A new report by THR on The Rings of Power highlights how Amazon beat HBO and Netflix to the rights to make this Tolkien based TV series. Back in 2017, the Tolkien Estate decided they were selling TV rights. This prompted all the big hitters, save Disney AFAIK to throw their hat into the ring, or Rings in this case.
Now the report details for the first time exactly what approach was taken by each studio. Therefore, ultimately why it was Amazon who ended up acquiring the rights. Before you ask, no it was not a highest bidder situation. In fact, the fee commonly reported in the press that Amazon paid was in fact what Netflix had bid. Amazon’s final price was tens of millions lower, though still a massive fee.
‘The call from the lawyers came in to Amazon on a Friday in 2017: The Tolkien estate was going to entertain proposals for a Lord of the Rings show. Prime Video, along with every other entertainment company, was looking for “the next Game of Thrones.” Amazon’s founder and chairman, Jeff Bezos, was a longtime Tolkien fan. Going after The Lord of the Rings was a no-brainer, and an internal “fellowship” was assembled to figure out how to beat other prospective bidders.’
‘Sources say HBO pitched the estate on retelling Middle-earth’s “Third Age” — essentially remaking Peter Jackson’s beloved Lord of the Rings trilogy, which grossed $3 billion and won 17 Oscars. The estate has its gripes with Jackson’s adaptations (the late Christopher Tolkien, the author’s son, said they “eviscerated” the books) but wasn’t interested in treading the same ground. Netflix pitched doing several shows, such as a Gandalf series and an Aragorn drama. “They took the Marvel approach,” said one insider to the talks, “and that completely freaked out the estate.”’
‘Amazon’s negotiating team (led by Sharon Tal Yguado, Roy Price and Dan Scharf) wooed the estate not with a specific pitch, but with a pledge of a close relationship that would give the estate a creative seat at the table so it could protect Tolkien’s legacy. There was also, of course, the money.

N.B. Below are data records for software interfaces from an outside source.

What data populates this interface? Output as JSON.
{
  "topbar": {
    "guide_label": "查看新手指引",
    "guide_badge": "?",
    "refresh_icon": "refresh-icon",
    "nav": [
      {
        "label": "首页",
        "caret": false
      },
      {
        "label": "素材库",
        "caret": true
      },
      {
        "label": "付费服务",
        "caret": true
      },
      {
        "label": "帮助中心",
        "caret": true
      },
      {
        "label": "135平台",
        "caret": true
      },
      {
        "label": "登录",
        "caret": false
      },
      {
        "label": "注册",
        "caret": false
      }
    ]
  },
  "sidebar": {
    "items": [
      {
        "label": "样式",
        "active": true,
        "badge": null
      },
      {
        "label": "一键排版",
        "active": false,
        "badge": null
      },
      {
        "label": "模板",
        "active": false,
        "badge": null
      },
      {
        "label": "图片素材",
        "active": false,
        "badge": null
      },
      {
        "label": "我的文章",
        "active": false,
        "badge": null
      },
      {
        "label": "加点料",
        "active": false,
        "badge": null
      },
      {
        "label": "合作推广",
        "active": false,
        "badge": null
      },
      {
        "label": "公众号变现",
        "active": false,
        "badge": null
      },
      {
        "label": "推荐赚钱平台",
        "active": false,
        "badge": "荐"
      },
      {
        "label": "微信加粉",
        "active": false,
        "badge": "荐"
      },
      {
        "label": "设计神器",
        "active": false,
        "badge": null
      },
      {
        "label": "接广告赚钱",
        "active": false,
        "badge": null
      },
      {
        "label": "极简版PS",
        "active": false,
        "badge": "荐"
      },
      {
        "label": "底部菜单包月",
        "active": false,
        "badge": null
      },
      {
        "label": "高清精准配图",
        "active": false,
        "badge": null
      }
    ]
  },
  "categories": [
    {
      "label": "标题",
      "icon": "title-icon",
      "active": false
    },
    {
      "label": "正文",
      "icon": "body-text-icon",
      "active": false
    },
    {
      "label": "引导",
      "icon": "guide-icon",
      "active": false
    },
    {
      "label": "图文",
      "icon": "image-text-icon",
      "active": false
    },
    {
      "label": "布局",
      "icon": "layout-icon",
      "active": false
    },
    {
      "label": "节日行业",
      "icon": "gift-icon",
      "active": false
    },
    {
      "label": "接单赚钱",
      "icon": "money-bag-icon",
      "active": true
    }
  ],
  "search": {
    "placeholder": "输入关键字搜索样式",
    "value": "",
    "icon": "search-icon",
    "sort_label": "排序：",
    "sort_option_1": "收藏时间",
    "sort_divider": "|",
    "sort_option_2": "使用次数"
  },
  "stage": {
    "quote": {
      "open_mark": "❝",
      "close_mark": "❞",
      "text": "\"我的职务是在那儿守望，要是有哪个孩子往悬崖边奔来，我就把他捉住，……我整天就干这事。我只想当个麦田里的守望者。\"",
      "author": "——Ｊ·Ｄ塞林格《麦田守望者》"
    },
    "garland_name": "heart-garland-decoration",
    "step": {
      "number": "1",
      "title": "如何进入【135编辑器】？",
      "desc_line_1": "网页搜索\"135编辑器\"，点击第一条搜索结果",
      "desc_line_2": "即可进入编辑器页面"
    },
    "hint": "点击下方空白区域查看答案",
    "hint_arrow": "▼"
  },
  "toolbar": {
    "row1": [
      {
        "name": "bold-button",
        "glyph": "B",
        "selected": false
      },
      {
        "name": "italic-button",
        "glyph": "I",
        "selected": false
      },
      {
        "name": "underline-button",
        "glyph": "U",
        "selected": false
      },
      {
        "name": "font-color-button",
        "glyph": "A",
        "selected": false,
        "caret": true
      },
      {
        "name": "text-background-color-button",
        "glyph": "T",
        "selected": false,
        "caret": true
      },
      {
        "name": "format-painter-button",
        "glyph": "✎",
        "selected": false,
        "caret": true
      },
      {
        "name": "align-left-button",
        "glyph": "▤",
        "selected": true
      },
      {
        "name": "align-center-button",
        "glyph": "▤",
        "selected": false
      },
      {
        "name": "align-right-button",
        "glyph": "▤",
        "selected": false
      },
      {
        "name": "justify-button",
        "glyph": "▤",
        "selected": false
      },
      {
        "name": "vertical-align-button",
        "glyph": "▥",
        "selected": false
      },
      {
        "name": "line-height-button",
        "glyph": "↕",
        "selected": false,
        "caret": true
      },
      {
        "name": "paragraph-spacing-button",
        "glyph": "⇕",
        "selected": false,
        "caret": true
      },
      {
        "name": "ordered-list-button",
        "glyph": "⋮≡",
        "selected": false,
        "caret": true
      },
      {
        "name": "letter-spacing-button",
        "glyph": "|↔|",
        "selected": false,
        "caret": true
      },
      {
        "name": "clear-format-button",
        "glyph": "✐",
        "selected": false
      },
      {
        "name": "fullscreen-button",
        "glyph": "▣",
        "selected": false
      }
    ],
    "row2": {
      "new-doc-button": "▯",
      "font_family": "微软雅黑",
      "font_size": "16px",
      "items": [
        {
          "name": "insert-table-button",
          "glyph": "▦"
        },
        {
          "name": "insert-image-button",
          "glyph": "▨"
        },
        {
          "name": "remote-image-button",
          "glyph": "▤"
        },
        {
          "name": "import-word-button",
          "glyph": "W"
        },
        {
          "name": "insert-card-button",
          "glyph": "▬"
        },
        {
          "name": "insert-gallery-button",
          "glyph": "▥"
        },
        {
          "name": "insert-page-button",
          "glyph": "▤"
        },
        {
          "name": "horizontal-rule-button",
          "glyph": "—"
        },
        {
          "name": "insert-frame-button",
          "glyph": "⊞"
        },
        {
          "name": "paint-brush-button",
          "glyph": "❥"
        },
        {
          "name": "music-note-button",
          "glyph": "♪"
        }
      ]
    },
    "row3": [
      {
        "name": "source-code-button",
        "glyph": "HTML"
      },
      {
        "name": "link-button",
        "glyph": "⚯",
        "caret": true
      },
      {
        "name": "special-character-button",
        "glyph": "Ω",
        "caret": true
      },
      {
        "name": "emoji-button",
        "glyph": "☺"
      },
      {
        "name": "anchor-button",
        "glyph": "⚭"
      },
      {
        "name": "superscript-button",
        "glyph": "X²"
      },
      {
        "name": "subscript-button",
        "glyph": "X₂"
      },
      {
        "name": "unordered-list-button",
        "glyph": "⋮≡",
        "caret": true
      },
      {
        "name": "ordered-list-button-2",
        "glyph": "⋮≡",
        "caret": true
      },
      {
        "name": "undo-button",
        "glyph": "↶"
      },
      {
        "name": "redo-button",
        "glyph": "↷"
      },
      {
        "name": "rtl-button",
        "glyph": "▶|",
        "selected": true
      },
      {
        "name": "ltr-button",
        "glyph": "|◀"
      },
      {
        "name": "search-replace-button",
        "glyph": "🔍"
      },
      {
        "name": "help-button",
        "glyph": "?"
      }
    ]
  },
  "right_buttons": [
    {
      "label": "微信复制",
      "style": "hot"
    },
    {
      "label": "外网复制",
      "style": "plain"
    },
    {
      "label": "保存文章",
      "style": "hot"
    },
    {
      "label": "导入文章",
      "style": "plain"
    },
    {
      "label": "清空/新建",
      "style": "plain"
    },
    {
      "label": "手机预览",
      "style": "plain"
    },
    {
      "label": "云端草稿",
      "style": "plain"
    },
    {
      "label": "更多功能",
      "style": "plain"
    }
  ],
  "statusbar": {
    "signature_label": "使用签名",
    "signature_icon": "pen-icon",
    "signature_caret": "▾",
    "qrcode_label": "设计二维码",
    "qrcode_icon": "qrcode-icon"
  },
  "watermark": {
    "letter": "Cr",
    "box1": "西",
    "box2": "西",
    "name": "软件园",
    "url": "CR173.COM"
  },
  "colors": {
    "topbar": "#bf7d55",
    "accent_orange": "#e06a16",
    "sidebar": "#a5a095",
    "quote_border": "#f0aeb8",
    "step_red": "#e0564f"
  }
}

Sources say the staggering number that’s been widely reported ($250 million) was actually Netflix’s bid and that Amazon’s number was tens of millions less (albeit, still staggering).’
‘“It was our collective passion and fidelity to Tolkien that really won the day,” says Amazon Studios TV co-head Vernon Sanders (who came on board in 2018 as part of an executive shakeup which included Price being ousted for a misconduct claim, Jen Salke joining as Amazon Studios chief and Albert Cheng being installed as TV Co-Head).’
No Cash Grab
I guess this is why showrunner Patrick McKay says he’s annoyed when people claim the show is a cash grab.
“Some of what’s been hardest to hear is the cynical point of view that this is a cash grab,” McKay says. “It’s like, oh my God, the opposite. This is the most earnest production, it’s not a paycheck job for anybody. This is a labor of love.”
Having watched the first six episodes now of Season 1, I can see where McKay is coming from. Is the show perfect, no. However it is IMO made by people who have a passion for the material. After that, it’s all subjective. However given what could have been from either HBO or Netflix? I’m glad we are getting something set in the Second Age. A rerun of TLOTR over several seasons seems pointless. Made up stories (mostly) about what Gandalf and Aragorn got up to don’t really interest me. Least not as much as the creation of the Rings and the downfall of Numenor. At least there is some of Tolkien’s own hand to go by in this period, if not much.
I found this article particularly insightful. Surely the fact the Tolkien Estate feels happiest with this show, and more involved can only be a good thing? Though, as with all media, let’s see where how Season 1 ends and Season 2 goes first.
What do you think about the report on how Amazon beat HBO and Netflix to The Rings of Power? Thoughts below as always.